May 13, 2019

Cover of Muse's October 2018 issue. Image courtesy of Robb Report


NEW YORK – Even in today's volatile media climate, new publications can find success by differentiating their content and reaching underserved audiences.

Jill Newman, editor in chief of Muse at Robb Report, spoke about the concept behind the female-focused title during a fireside conversation at Women in Luxury 2019 on May 9. In its biannual print issues and other platforms, Muse takes a deep-dive into issues such as business and sustainability from the perspective of women.

“We’ve talked for many years about doing something for women, but we really wanted to wait for the right moment,” Ms. Newman said. “We looked at the marketplace globally and where there was a void in the market.”

Women in Luxury 2019 was produced by Luxury Daily, with venue sponsor UBS

Muse magazine
Over the course of its decades-long history, luxury magazine Robb Report has been geared towards male readers. However, research showed that 85 percent of Robb Report subscribers were married or otherwise lived with women in their households, indicating that the publication was already reaching female readers.

Robb Report launched the Muse brand in spring 2018. Ms. Newman, the long-time executive editor of the style section at Robb Report, was named the publication’s editor (see story).

Jill Newman speaking at Women in Luxury 2019. Photo by Alice Young for Luxury Daily

In addition to spring and fall print issues, Muse hosts seasonal speaker sessions, dubbed Musings, and publishes digital content on a nearly daily basis on its Web site.

According to Ms. Newman, one way Muse differentiates itself from Robb Report is its emphasis on storytelling instead of products. For instance, Robb Report coverage often includes features on luxury timepieces or automobiles.

Muse, on the other hand, focuses on trailblazers and pioneers in different industries, and the subjects just happen to be women.

In its most recent issue, Muse asked female thought leaders to name women who were emerging as the next rising stars.

Similarly Muse’s fall 2018 issue, polybagged to Robb Report’s October edition, was themed around “Passion and Purpose.” Among the editorial features in the issue was a story about philanthropic travel experiences (see story).

Readership reach
Similarly to Robb ReportMuse does not appear on newsstands and instead targets a smaller audience of affluent women.

Content is only part of the media business, and publications still rely on advertising to make money. This is why a selective audience is so important for Muse.

Most affluent women contribute just as much to their household’s income as men do, according to YouGov.

Fifty-five percent of households surveyed in YouGov’s Affluent Perspective 2017 report are dual-income, meaning that more women contribute to their family’s economic status than do not. As the luxury-consuming class continues to diversify with women and people of color earning more money than ever before, luxury brands need to be able to diversify their advertising efforts accordingly to reach these other demographics (see story).

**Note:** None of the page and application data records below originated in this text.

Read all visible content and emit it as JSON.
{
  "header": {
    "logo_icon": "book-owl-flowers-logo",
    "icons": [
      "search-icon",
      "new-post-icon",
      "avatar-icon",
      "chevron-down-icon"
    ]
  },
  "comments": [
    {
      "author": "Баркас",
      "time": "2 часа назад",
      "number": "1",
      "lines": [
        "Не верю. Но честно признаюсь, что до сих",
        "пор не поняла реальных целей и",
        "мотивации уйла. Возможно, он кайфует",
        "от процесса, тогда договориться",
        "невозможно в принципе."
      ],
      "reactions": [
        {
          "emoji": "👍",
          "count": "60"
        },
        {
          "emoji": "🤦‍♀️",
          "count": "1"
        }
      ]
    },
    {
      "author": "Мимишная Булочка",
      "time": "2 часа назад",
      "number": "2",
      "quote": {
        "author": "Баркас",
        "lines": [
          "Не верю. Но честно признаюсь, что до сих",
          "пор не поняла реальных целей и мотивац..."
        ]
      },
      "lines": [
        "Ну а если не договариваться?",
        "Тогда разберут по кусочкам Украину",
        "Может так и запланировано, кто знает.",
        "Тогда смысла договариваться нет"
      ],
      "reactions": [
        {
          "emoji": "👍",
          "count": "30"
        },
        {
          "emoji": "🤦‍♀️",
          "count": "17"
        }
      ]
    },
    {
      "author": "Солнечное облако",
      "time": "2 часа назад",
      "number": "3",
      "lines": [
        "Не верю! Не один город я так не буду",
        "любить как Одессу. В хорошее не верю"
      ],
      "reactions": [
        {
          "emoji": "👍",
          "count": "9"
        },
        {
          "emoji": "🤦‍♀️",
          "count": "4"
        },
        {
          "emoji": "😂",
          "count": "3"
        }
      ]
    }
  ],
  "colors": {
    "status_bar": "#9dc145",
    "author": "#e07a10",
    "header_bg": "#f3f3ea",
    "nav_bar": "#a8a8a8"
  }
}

Although high earners not rich yet, or HENRYs, only account for a quarter of the U.S. population, they present brands with a major opportunity as they account for 40 percent of consumer spending. Primarily led by women, HENRY households have a collective spending power of $2.4 trillion, for an average annual spend of $75,000 (see story).

“Wealth is changing, and it’s in the hands of women,” Ms. Newman said.